Task = Restate the records below word for word, and omit the images they hold.

[Entries from a dataset of interfaces]
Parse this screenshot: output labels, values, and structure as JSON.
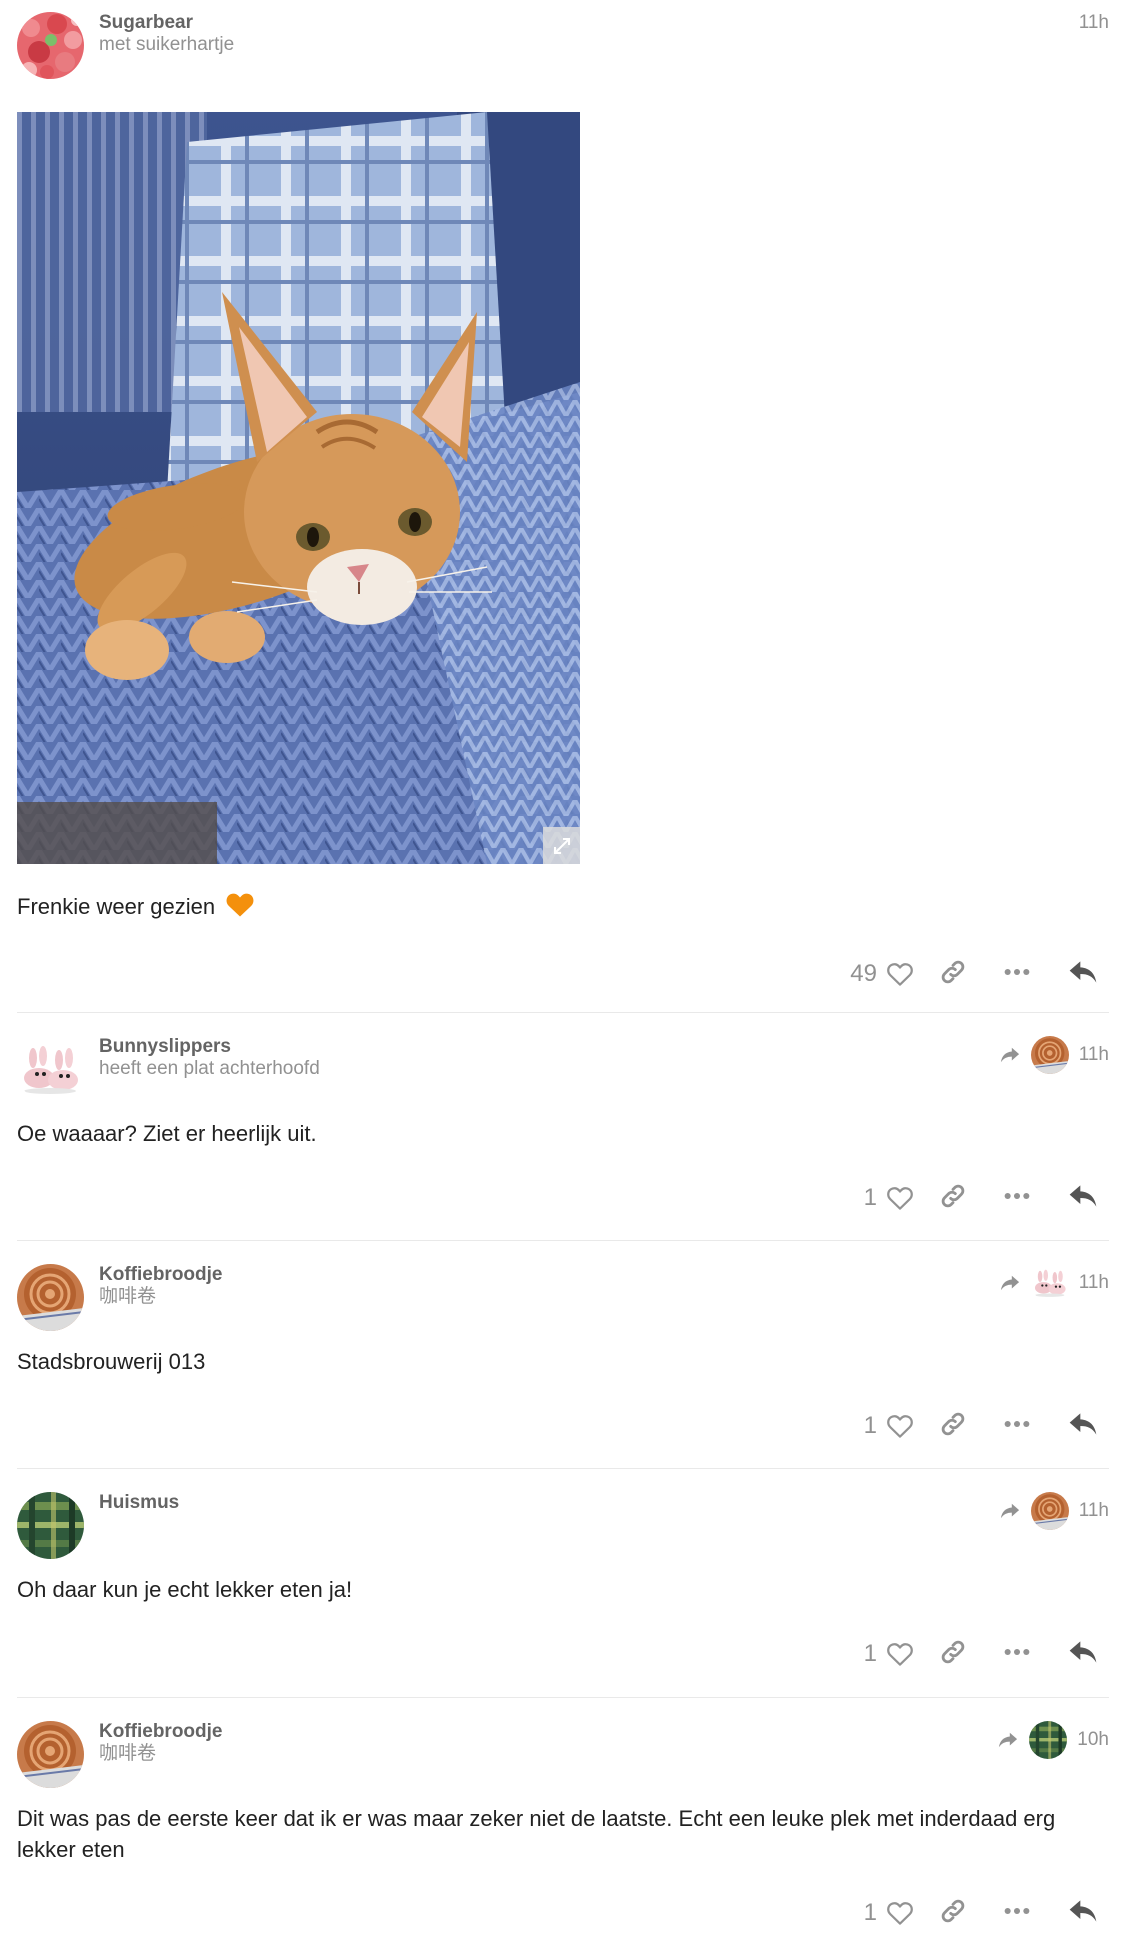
{
  "posts": [
    {
      "username": "Sugarbear",
      "user_title": "met suikerhartje",
      "time": "11h",
      "text": "Frenkie weer gezien",
      "emoji": "orange-heart",
      "likes": "49",
      "has_image": true,
      "image_subject": "ginger kitten on blue knitted blanket",
      "reply_to_avatar": null
    },
    {
      "username": "Bunnyslippers",
      "user_title": "heeft een plat achterhoofd",
      "time": "11h",
      "text": "Oe waaaar? Ziet er heerlijk uit.",
      "likes": "1",
      "reply_to_avatar": "cinnamon-roll-avatar"
    },
    {
      "username": "Koffiebroodje",
      "user_title": "咖啡卷",
      "time": "11h",
      "text": "Stadsbrouwerij 013",
      "likes": "1",
      "reply_to_avatar": "bunny-slippers-avatar"
    },
    {
      "username": "Huismus",
      "user_title": "",
      "time": "11h",
      "text": "Oh daar kun je echt lekker eten ja!",
      "likes": "1",
      "reply_to_avatar": "cinnamon-roll-avatar"
    },
    {
      "username": "Koffiebroodje",
      "user_title": "咖啡卷",
      "time": "10h",
      "text": "Dit was pas de eerste keer dat ik er was maar zeker niet de laatste. Echt een leuke plek met inderdaad erg lekker eten",
      "likes": "1",
      "reply_to_avatar": "green-plaid-avatar"
    }
  ],
  "icons": {
    "like": "heart-icon",
    "link": "link-icon",
    "more": "ellipsis-icon",
    "reply": "reply-icon",
    "expand": "expand-icon",
    "reply_to": "share-arrow-icon"
  },
  "colors": {
    "muted_text": "#919191",
    "username": "#646464",
    "icon": "#929292",
    "reply_icon": "#555555",
    "divider": "#e9e9e9",
    "emoji_heart": "#f4900c"
  }
}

Answer to the problem =
Parse this screenshot: output labels, values, and structure as JSON.
{
  "posts": [
    {
      "username": "Sugarbear",
      "user_title": "met suikerhartje",
      "time": "11h",
      "text": "Frenkie weer gezien",
      "emoji": "orange-heart",
      "likes": "49",
      "has_image": true,
      "image_subject": "ginger kitten on blue knitted blanket",
      "reply_to_avatar": null
    },
    {
      "username": "Bunnyslippers",
      "user_title": "heeft een plat achterhoofd",
      "time": "11h",
      "text": "Oe waaaar? Ziet er heerlijk uit.",
      "likes": "1",
      "reply_to_avatar": "cinnamon-roll-avatar"
    },
    {
      "username": "Koffiebroodje",
      "user_title": "咖啡卷",
      "time": "11h",
      "text": "Stadsbrouwerij 013",
      "likes": "1",
      "reply_to_avatar": "bunny-slippers-avatar"
    },
    {
      "username": "Huismus",
      "user_title": "",
      "time": "11h",
      "text": "Oh daar kun je echt lekker eten ja!",
      "likes": "1",
      "reply_to_avatar": "cinnamon-roll-avatar"
    },
    {
      "username": "Koffiebroodje",
      "user_title": "咖啡卷",
      "time": "10h",
      "text": "Dit was pas de eerste keer dat ik er was maar zeker niet de laatste. Echt een leuke plek met inderdaad erg lekker eten",
      "likes": "1",
      "reply_to_avatar": "green-plaid-avatar"
    }
  ],
  "icons": {
    "like": "heart-icon",
    "link": "link-icon",
    "more": "ellipsis-icon",
    "reply": "reply-icon",
    "expand": "expand-icon",
    "reply_to": "share-arrow-icon"
  },
  "colors": {
    "muted_text": "#919191",
    "username": "#646464",
    "icon": "#929292",
    "reply_icon": "#555555",
    "divider": "#e9e9e9",
    "emoji_heart": "#f4900c"
  }
}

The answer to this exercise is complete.